> _Action item_
From the entries below, copy every line holding the word "reserve".
─── Data under study
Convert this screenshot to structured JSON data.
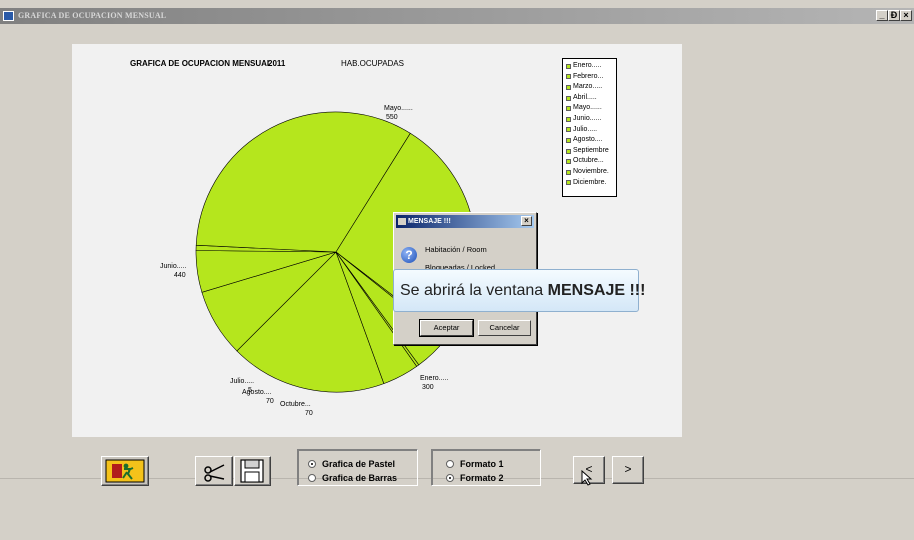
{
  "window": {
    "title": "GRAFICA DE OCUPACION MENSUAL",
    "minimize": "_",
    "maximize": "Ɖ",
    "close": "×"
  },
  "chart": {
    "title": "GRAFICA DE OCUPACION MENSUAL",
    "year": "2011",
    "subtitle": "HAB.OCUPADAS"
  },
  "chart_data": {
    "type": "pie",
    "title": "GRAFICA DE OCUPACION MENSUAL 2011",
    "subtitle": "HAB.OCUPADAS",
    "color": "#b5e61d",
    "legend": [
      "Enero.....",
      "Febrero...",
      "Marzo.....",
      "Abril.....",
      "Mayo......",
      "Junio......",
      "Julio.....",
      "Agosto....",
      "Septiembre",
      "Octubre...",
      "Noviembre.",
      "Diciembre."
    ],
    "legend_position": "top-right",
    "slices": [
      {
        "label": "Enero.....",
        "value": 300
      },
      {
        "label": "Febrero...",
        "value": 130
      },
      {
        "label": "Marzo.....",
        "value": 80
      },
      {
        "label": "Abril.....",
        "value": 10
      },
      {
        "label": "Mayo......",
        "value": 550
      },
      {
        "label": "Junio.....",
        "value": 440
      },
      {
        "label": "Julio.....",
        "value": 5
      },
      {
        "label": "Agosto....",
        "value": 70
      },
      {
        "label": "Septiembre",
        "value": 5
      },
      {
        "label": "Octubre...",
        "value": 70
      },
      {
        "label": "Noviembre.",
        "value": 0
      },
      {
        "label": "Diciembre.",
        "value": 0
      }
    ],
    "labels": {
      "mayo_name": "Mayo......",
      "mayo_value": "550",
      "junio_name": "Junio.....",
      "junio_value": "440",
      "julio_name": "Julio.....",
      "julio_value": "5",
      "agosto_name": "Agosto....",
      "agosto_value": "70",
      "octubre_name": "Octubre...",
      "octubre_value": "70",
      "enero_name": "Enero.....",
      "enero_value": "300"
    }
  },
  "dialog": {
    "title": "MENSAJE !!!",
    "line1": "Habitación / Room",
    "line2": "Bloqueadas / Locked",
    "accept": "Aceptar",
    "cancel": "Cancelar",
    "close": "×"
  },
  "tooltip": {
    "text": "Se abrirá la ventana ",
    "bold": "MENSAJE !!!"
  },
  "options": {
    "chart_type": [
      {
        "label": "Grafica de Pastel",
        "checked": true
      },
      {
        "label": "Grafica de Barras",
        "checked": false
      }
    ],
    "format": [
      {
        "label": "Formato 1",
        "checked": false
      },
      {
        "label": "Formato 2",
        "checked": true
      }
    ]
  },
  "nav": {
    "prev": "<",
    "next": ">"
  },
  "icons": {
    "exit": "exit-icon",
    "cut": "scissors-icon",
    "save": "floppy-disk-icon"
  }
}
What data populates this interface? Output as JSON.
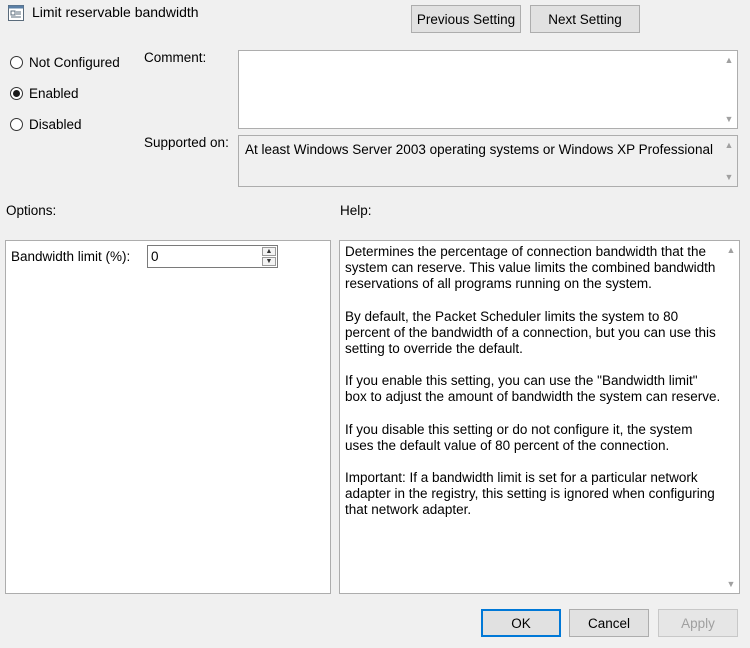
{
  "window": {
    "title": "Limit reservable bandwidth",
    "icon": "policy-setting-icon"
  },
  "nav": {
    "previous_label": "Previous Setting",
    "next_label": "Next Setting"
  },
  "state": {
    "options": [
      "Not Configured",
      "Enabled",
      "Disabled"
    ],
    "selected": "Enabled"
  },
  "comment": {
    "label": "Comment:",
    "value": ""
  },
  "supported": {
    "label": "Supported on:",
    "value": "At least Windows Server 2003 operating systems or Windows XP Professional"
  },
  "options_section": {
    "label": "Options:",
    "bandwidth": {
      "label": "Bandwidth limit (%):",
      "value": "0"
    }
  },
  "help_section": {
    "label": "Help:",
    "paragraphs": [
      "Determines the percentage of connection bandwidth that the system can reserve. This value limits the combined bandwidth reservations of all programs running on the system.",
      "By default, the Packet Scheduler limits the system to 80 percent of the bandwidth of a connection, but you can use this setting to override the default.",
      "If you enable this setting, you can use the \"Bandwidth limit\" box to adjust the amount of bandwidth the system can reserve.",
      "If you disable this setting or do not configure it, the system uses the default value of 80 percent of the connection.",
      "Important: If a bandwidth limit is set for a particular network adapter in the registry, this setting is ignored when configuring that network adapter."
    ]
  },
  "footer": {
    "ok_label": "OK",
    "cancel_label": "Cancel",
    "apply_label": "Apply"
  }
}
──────
> _Answer below_
      "Determines the percentage of connection bandwidth that the system can reserve. This value limits the combined bandwidth reservations of all programs running on the system.",
      "If you enable this setting, you can use the \"Bandwidth limit\" box to adjust the amount of bandwidth the system can reserve.",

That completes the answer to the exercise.